After talking to 15 coaches over the last two days, each said different variations of the same thing — Bohannon is a straight-forward individual who is good at building
Bohannon showed that in his introductory news conference Tuesday inside the football locker room at Fifth Third Bank Stadium, addressing 150 of his newest and closest Kennesaw State fans, leaders and trustees.
“I want our young men and staff to win the day,” Bohannon said. “I want them to win in the classroom, and I want them to win on the field.”
It was a message he learned growing up on the football field, first watching and then playing for his father, Lloyd, at Griffin High School. It was the same when he played as a wide receiver at Georgia, and then when he worked as an assistant with Paul Johnson for the last 17 years at Georgia Southern, Navy and Georgia Tech.
Bohannon said that was what he had to do to prove himself every day.
“I had to work hard,” he said. “I wasn’t talented enough not to. If I didn’t do the work, I wasn’t going to get a chance to play.”
It was the same message he has delivered to players and coaches while recruiting Cobb County for the last five years for the Yellow Jackets.
“He always presented himself and Georgia Tech in the most professional light,” former South Cobb coach Ed Koester said. “Brian took time on each visit to sit, talk football, evaluate the kids, and just share about kids of today — as well as his needs as a recruiter, and Georgia Tech’s needs. On the appropriate occasion, when introduced to players, he was genuine, up-front and honest with every player.”
That straight-forward honesty was one of the main reasons Hillgrove coach Phil Ironside — who has two former Hawks, brothers Synjyn Days and Jabari Hunt-Days, playing at Georgia Tech — grew to like Bohannon.
“He would (be willing to) tell you, coaches and players, what you didn’t want to hear,” Ironside said.
During Tuesday’s introduction, Bohannon got more excited the longer he talked, and it seemed like he was already building to a point where he was ready to take the field. You could see a level of intensity in his eyes, and his competitive side began to show.

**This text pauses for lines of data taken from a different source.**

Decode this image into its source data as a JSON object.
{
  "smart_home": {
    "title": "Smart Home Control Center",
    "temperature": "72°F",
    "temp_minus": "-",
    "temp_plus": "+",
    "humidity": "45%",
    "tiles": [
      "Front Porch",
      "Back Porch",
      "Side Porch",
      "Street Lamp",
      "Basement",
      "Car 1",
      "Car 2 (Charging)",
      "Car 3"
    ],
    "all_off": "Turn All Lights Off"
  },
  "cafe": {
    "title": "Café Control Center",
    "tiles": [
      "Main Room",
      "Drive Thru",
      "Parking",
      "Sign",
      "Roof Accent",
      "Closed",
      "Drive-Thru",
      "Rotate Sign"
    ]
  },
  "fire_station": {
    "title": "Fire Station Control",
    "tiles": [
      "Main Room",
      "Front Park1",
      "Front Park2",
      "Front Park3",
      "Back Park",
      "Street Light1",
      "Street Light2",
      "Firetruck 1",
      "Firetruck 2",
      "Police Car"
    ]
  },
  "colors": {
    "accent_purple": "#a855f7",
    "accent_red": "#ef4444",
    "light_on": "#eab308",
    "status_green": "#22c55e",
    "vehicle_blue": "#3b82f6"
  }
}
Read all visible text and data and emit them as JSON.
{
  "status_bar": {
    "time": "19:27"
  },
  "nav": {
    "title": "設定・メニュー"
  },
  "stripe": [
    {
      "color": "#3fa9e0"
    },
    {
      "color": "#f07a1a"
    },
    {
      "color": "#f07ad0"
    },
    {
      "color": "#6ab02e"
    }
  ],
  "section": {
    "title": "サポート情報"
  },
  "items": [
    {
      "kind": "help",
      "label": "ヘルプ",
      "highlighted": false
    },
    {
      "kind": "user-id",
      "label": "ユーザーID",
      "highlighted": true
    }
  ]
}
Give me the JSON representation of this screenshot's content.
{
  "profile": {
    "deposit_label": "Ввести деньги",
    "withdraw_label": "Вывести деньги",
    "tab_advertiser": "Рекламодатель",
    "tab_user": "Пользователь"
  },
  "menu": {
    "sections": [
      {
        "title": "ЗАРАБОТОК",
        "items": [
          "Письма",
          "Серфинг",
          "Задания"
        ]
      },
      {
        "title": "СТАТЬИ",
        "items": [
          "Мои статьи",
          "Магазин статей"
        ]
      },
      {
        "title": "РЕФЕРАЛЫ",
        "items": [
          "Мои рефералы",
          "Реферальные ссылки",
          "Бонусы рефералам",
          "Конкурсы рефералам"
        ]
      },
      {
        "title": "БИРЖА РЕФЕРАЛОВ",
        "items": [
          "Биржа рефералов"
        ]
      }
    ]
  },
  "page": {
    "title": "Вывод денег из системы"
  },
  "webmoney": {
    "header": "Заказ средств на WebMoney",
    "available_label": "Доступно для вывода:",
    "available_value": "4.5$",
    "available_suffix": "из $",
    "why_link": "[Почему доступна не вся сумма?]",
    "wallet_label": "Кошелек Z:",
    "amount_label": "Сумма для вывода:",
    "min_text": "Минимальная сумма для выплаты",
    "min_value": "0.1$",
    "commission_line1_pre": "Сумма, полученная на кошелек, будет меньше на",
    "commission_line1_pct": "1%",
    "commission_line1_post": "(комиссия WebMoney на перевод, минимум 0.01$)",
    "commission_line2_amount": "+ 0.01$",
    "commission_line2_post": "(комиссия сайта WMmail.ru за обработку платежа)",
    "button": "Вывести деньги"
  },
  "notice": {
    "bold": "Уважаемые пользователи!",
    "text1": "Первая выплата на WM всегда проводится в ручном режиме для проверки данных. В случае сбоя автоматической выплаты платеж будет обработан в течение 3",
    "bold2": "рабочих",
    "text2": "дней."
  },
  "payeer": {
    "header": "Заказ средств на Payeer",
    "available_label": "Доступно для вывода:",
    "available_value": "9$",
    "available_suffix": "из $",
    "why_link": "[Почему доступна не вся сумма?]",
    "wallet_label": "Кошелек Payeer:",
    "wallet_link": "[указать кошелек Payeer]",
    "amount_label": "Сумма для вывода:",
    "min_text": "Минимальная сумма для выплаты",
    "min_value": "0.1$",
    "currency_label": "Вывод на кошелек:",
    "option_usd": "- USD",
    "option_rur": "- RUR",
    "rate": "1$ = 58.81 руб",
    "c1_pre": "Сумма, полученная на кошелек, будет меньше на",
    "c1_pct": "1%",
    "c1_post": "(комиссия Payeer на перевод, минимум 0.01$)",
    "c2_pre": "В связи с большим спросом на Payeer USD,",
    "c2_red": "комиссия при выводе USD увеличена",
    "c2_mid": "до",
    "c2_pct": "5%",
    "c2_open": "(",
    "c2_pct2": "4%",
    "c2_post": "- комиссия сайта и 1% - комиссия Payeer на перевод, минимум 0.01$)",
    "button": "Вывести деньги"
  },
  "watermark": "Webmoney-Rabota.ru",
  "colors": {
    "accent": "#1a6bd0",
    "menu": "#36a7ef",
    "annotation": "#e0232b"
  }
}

“He’s sharp,” Kell coach Derek Cook said. “He’s very, very intelligent. He is meticulous, detailed oriented and competitive. He’ll fight you over a can of corn if you’re hungry.”
While every Cobb coach that offered comments were positive in their impression of Bohannon, there was a couple that questioned his offensive philosophy. Not because he didn’t run it well, but because the triple option at Kennesaw State may provide a recruiting obstacle.
“With Georgia Tech running the triple option, they don’t necessarily recruit four- or five-star athletes,” one coach said. “Often, they recruit the two-and three-star players to run that style of offense. Those are the same athletes that Kennesaw State will be recruiting. If a kid has a choice to play at Georgia Tech or Kennesaw State, which one do you think he’s going to choose?”
That sounds like a competitive challenge.
Bohannon’s job now, is to start bringing those kids to Kennesaw and not Atlanta.
Most of the Cobb County coaches think he can do it.
Kennesaw State athletic director Vaughn Williams is banking on it.
It will take a lot of hard work, but it’s something that the Owls’ new football coach already knows.
“I’m excited to be the head coach at Kennesaw State University,” Bohannon said. “I’m ready to lead.”
John Bednarowski is sports editor of the
Marietta Daily Journal. He can be reached at firstname.lastname@example.org or www.twitter.com/jbednarowski.